STAR VALLEY uses two spark-gap transmitters in dialogue, both controlled by a natural language processing AI algorithm trained on the US Department of Defense and NATO nicknames and descriptions of programs, activities, exercises and special access programs.
The work consists of a Neural Network generating nicknames and corresponding descriptions, and is in part inspired by the 1975 Joint Chiefs of Staff Code Word, Nickname, and Exercise Terms System (NICKA), which automates such assignments. It reflects on the present state of encoding, decoding, secrecy and transparency by transmitting these neural network imagined nicknames in Morse code through a very wide band spark-gap apparatus. By pairing the earliest form of wireless transmission with contemporary computational developments, the work opens a window onto the landscape of the accountability of secrecy.
- A production of Projekt Atol, Ljubljana
- Realized with the support of the Ministry of Culture Republic of Slovenia, European Network for Contemporary Audiovisual Creation (ENCAC), Conseil des arts et des lettres de Quebec, Canada Council for the Arts, City of Ljubljana Cultural Programs, Systemics Lab MATP, University of California Santa Barbara

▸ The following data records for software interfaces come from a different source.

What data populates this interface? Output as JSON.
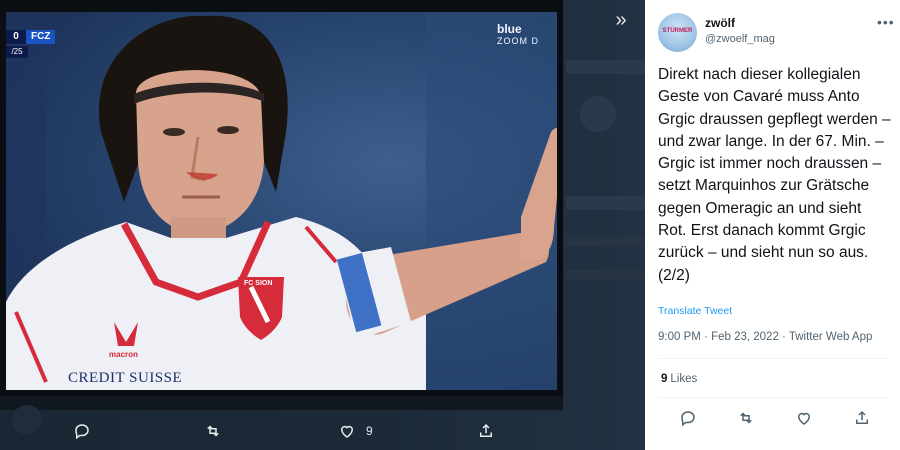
{
  "video": {
    "score_value": "0",
    "score_team": "FCZ",
    "match_time": "/25",
    "channel_line1": "blue",
    "channel_line2": "ZOOM D",
    "crest_text": "FC SION",
    "sponsor": "CREDIT SUISSE",
    "sleeve_brand": "macron"
  },
  "media_bar": {
    "like_count": "9"
  },
  "tweet": {
    "display_name": "zwölf",
    "handle": "@zwoelf_mag",
    "text": "Direkt nach dieser kollegialen Geste von Cavaré muss Anto Grgic draussen gepflegt werden – und zwar lange. In der 67. Min. – Grgic ist immer noch draussen – setzt Marquinhos zur Grätsche gegen Omeragic an und sieht Rot. Erst danach kommt Grgic zurück – und sieht nun so aus. (2/2)",
    "translate_label": "Translate Tweet",
    "time": "9:00 PM",
    "date": "Feb 23, 2022",
    "source": "Twitter Web App",
    "separator": " · ",
    "likes_count": "9",
    "likes_label": "Likes",
    "avatar_text": "STÜRMER"
  },
  "icons": {
    "collapse": "double-chevron-right-icon",
    "reply": "reply-icon",
    "retweet": "retweet-icon",
    "like": "heart-icon",
    "share": "share-icon",
    "more": "more-icon"
  },
  "colors": {
    "link": "#1d9bf0",
    "panel_bg": "#ffffff",
    "viewer_bg": "#15202b",
    "muted_text": "#536471"
  }
}
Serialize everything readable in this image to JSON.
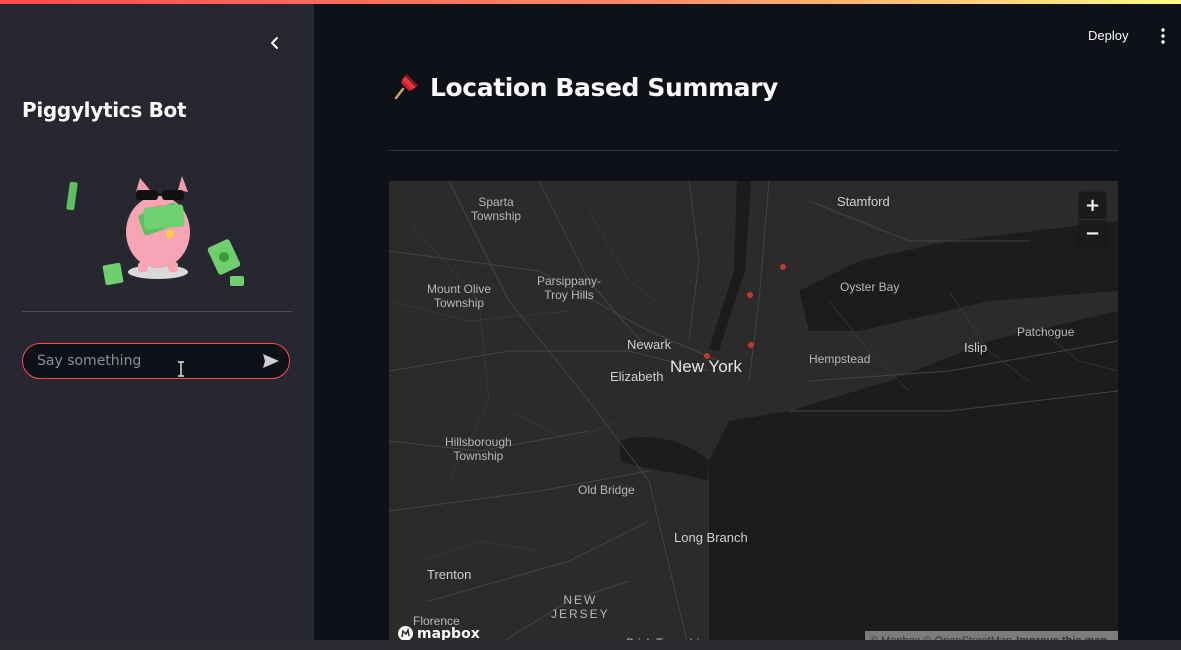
{
  "app": {
    "deploy_label": "Deploy"
  },
  "sidebar": {
    "title": "Piggylytics Bot",
    "chat_placeholder": "Say something"
  },
  "main": {
    "title": "Location Based Summary"
  },
  "map": {
    "labels": {
      "sparta": "Sparta\nTownship",
      "stamford": "Stamford",
      "parsippany": "Parsippany-\nTroy Hills",
      "mount_olive": "Mount Olive\nTownship",
      "oyster_bay": "Oyster Bay",
      "patchogue": "Patchogue",
      "newark": "Newark",
      "new_york": "New York",
      "elizabeth": "Elizabeth",
      "hempstead": "Hempstead",
      "islip": "Islip",
      "hillsborough": "Hillsborough\nTownship",
      "old_bridge": "Old Bridge",
      "long_branch": "Long Branch",
      "trenton": "Trenton",
      "new_jersey": "NEW\nJERSEY",
      "florence": "Florence",
      "brick": "Brick Township"
    },
    "zoom_in": "+",
    "zoom_out": "−",
    "logo_text": "mapbox",
    "attribution_text": "© Mapbox © OpenStreetMap",
    "improve_text": "Improve this map"
  }
}
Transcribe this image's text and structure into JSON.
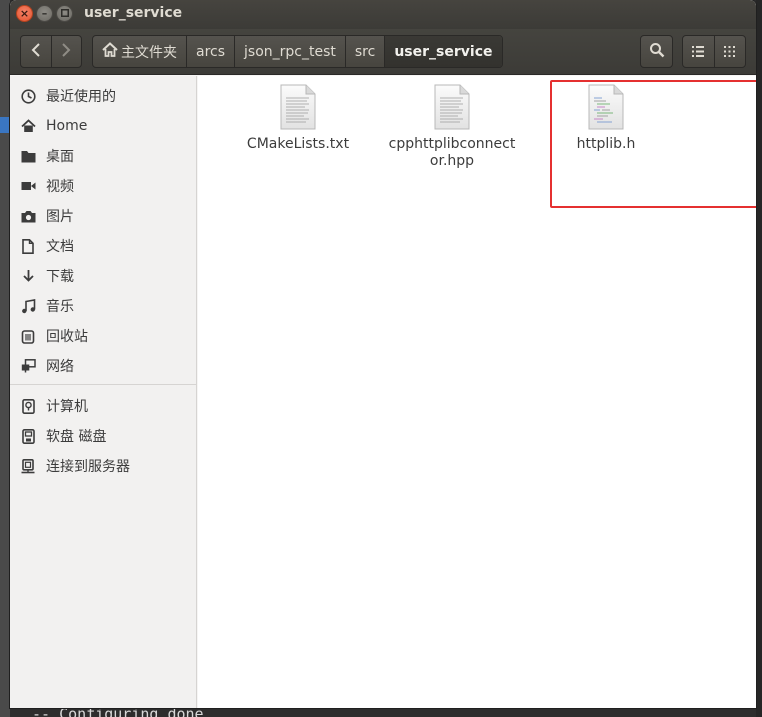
{
  "window": {
    "title": "user_service"
  },
  "toolbar": {
    "back_icon": "chevron-left-icon",
    "forward_icon": "chevron-right-icon",
    "breadcrumbs": [
      {
        "label": "主文件夹",
        "icon": "home-icon"
      },
      {
        "label": "arcs"
      },
      {
        "label": "json_rpc_test"
      },
      {
        "label": "src"
      },
      {
        "label": "user_service",
        "active": true
      }
    ],
    "search_icon": "search-icon",
    "list_view_icon": "list-view-icon",
    "grid_view_icon": "grid-view-icon"
  },
  "sidebar": {
    "items": [
      {
        "label": "最近使用的",
        "icon": "clock-icon"
      },
      {
        "label": "Home",
        "icon": "home-icon"
      },
      {
        "label": "桌面",
        "icon": "folder-icon"
      },
      {
        "label": "视频",
        "icon": "video-icon"
      },
      {
        "label": "图片",
        "icon": "camera-icon"
      },
      {
        "label": "文档",
        "icon": "document-icon"
      },
      {
        "label": "下载",
        "icon": "download-icon"
      },
      {
        "label": "音乐",
        "icon": "music-icon"
      },
      {
        "label": "回收站",
        "icon": "trash-icon"
      },
      {
        "label": "网络",
        "icon": "network-icon"
      },
      {
        "label": "计算机",
        "icon": "computer-icon"
      },
      {
        "label": "软盘 磁盘",
        "icon": "floppy-icon"
      },
      {
        "label": "连接到服务器",
        "icon": "server-icon"
      }
    ]
  },
  "files": [
    {
      "name": "CMakeLists.txt",
      "icon": "text-file-icon"
    },
    {
      "name": "cpphttplibconnector.hpp",
      "icon": "text-file-icon"
    },
    {
      "name": "httplib.h",
      "icon": "source-file-icon"
    }
  ],
  "terminal": {
    "text": "-- Configuring done"
  },
  "colors": {
    "highlight": "#e53030",
    "toolbar": "#3c3b37",
    "close_button": "#e4532e"
  }
}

Marko Peljhan (SI/US) and Matthew Biederman (CA/US) have been collaborating since 2002. They first met during a residency at Markolab while it was situated in Blair Atholl, Scotland. Since then, they have performed, produced installations, and founded the Arctic Perspective Initiative, dedicated to fusing traditional knowledges with new technologies towards the greater autonomy of the circumpolar regions. Their projects have been featured at festivals such as Ars Electronica, Transmediale, Moscow, the Montreal and Lyon Biennales, among others. Marko Peljhan is a theatre and radio director, conceptual artist and researcher. Matthew Biederman has been working across media and milieus, architectures and systems, communities and continents, since 1990.